So, is Dropbox the best productivity app? I’m still not 100% sure, but it sure is easy to use!  See my original post about Dropbox here.

dropbox icon

List for Writers – ideas for creative writing


Age Scale: 10-adult

Device: iPhone, iPod, and iPad

Quick Line: A List of Lists

What Educators Need to Know:

My sixth graders surprised me today. We talked about how highly successful people set goals for themselves. We discussed how goals should be SMART.


And I sat back and let them generate four goals for themselves for the first quarter. I could not have been more pleased! Gone were the blatantly obvious “I want to be better in Reading class” goals. These kids gave careful consideration to what they thought were reasonable, reachable goals!

Even more impressive, some recognized writing as a weakness, and they sought help to generate phrases that would reflect exactly what they wanted to improve upon. A few mentioned making their writing more interesting.  I briefly suggested a newly downloaded app called List for Writers.

Since we are speaking of lists, I thought I’d give my reasons for supporting this app in (you got it!) list form.

Reasons I like List for Writers – ideas for creative writing

  1. It is simple and neat. As the title suggests, List is full of lists, including those relating to characters, personalities, plot, setting, and words. There are no graphics or anything else to distract you.
  2. It is comprehensive. Each list contains hundreds of suggestions for words you might need in each of many categories. For example, there is a list for first names (a list for both male and female), last names, occupations, clothing, people, and even body types!  The action verb and adjective lists would be particularly useful in narrative writing. I also really like the list of seven basic plots. I don’t think I’ve ever seen them laid out so plainly!
  3. With a simple tap, most words are defined by a built-in dictionary.
  4. You can copy and save your favorites to a notepad while you continue to generate ideas and formulate your ideas.
Options I Wish List for Writers Offered:
  1. One notepad might not be enough.

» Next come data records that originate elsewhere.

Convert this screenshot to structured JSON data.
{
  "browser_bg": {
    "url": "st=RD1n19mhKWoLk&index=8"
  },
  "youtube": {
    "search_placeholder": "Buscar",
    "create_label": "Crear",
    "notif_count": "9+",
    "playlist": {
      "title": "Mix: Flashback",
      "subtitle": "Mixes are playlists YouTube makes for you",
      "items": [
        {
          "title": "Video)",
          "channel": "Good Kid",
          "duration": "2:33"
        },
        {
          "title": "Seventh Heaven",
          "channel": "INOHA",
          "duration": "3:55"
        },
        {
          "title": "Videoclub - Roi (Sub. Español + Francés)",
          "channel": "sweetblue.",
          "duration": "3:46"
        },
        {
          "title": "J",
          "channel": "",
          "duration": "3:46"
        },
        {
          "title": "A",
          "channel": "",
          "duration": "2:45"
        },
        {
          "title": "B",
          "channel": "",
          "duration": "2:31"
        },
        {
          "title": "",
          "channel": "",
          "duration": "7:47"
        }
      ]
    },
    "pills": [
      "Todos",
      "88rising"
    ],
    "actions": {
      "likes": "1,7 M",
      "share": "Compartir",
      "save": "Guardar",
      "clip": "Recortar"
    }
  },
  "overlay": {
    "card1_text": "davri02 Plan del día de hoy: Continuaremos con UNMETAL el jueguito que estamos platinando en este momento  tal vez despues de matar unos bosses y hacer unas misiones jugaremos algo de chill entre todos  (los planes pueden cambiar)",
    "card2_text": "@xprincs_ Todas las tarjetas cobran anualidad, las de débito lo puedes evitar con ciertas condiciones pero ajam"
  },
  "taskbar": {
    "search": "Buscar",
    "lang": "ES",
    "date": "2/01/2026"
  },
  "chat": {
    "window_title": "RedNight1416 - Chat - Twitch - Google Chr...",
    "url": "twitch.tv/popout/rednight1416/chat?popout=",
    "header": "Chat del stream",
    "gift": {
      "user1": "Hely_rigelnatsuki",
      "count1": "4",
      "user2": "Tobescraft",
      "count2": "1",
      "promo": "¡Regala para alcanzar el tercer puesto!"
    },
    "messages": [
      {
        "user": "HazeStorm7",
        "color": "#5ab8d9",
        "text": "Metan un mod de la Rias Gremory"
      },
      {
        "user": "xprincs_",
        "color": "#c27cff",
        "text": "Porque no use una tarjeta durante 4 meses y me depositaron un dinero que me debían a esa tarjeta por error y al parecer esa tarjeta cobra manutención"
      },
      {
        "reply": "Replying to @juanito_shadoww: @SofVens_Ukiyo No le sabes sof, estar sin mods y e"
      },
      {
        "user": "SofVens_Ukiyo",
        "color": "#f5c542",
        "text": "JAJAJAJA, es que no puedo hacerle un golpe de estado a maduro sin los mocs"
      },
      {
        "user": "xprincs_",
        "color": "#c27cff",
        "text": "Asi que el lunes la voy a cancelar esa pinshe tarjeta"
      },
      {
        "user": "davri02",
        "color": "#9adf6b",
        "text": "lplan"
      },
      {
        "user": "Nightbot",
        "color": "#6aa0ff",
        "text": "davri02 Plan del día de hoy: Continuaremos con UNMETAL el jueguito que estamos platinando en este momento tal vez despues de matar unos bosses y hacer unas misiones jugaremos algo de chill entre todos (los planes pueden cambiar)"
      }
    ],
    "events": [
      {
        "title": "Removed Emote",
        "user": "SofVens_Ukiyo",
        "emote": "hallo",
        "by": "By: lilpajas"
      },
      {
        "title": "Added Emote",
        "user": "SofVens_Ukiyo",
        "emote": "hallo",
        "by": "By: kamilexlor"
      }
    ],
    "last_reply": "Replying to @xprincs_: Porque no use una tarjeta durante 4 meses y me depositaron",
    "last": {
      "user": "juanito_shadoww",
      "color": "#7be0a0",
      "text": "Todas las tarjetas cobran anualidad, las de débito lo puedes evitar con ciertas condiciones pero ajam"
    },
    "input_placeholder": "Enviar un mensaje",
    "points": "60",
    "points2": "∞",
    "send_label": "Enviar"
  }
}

It would be nice to be able to work on more than one story at a time.
  2. A favorites list might come in handy.
  3. Although the lists are extensive, a thesaurus option might be an easy addition.
  4. It would be nice to be able to add your own items to lists.
This app is currently $2.99 in the App Store. Some might find the price to be a bit steep for an intermediate school budget. But it is definitely something I would consider if I were a middle or high school writing teacher. Children WANT their writing to sound more mature and professional. List for Writers is certainly a tool that would easily aid them in achieving this goal!
Price: $2.99
Download by clicking here.